WHAT THE TASK ASKS | From the data, return each line holding the word "icon".

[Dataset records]
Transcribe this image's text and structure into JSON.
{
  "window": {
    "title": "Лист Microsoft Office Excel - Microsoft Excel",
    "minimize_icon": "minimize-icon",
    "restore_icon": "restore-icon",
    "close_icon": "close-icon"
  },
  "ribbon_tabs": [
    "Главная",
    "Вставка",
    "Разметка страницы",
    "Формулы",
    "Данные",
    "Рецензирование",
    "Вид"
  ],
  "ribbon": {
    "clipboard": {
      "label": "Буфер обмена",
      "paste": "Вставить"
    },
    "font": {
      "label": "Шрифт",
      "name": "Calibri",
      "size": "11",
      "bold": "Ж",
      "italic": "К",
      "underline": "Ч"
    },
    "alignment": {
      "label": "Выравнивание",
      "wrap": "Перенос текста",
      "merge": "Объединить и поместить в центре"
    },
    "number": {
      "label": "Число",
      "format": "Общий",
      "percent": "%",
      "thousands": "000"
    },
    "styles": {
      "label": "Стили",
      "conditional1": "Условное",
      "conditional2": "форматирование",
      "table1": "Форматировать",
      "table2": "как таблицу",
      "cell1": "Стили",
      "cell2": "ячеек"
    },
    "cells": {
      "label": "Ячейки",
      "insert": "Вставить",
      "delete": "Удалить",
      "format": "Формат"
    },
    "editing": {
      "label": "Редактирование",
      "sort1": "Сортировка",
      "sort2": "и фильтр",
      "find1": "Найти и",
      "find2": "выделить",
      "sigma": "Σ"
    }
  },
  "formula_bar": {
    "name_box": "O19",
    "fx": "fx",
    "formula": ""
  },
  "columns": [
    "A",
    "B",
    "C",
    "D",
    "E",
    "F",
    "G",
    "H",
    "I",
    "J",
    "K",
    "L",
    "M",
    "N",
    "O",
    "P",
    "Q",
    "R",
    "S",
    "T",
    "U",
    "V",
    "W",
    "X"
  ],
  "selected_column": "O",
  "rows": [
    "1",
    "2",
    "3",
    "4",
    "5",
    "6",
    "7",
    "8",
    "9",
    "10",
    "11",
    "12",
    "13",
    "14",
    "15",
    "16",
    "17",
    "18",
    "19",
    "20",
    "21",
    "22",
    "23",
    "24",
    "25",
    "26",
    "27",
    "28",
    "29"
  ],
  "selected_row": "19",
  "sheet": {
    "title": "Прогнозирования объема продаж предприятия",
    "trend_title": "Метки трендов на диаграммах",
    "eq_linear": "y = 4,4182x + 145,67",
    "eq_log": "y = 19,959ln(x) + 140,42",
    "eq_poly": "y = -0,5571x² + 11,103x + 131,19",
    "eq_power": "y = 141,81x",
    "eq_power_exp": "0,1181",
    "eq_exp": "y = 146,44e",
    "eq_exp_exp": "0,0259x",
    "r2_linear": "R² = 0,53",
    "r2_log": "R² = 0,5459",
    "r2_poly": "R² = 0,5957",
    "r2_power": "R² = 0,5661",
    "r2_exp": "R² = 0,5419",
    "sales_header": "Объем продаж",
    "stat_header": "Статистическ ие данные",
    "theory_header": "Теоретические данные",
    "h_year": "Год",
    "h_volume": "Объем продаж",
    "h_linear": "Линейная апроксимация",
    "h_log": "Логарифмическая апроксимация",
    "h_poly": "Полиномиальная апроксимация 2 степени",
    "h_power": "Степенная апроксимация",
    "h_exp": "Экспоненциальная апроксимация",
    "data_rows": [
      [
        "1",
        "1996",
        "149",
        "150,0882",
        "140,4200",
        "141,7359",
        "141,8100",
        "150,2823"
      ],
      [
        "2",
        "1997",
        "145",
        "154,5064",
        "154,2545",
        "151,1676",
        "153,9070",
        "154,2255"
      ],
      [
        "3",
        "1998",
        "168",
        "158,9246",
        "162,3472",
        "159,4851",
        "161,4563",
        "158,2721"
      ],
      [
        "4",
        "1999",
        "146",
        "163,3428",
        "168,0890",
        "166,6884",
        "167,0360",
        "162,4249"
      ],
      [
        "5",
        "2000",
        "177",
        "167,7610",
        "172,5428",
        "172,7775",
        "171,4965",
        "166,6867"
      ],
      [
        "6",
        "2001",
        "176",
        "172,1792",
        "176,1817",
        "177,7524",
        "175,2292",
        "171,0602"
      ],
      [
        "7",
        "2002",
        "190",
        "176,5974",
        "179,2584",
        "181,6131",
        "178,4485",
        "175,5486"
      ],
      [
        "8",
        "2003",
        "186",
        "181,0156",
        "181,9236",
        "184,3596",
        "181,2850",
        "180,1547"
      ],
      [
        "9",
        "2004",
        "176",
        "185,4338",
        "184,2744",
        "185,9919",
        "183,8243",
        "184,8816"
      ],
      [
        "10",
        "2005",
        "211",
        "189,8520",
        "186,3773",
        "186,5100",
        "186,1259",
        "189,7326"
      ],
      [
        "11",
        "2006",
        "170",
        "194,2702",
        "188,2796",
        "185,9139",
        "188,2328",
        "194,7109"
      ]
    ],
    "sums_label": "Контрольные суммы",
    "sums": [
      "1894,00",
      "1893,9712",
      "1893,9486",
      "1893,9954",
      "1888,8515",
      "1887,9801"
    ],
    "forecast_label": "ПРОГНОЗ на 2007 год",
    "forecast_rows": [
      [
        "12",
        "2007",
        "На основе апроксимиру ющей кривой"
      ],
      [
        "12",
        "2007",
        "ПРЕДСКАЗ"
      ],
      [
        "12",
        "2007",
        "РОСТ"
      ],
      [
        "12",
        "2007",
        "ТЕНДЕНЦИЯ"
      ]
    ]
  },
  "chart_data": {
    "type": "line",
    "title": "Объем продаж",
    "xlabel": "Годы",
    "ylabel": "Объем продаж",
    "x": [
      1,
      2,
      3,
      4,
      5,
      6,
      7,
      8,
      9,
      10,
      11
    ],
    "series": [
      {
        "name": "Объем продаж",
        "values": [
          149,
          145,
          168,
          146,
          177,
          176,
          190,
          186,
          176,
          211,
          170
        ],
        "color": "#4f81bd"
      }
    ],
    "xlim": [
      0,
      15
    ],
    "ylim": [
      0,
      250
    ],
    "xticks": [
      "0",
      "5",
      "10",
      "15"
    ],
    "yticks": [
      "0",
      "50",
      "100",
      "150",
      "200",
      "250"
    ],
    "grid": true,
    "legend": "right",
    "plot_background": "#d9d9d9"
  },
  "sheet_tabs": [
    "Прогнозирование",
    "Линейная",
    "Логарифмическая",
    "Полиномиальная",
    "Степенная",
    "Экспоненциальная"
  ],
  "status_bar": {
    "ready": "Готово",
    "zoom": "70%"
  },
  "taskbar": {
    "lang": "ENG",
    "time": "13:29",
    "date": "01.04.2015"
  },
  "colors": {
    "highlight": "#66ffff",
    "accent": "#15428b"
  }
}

EXERCISE RESULT |
    "minimize_icon": "minimize-icon",
    "restore_icon": "restore-icon",
    "close_icon": "close-icon"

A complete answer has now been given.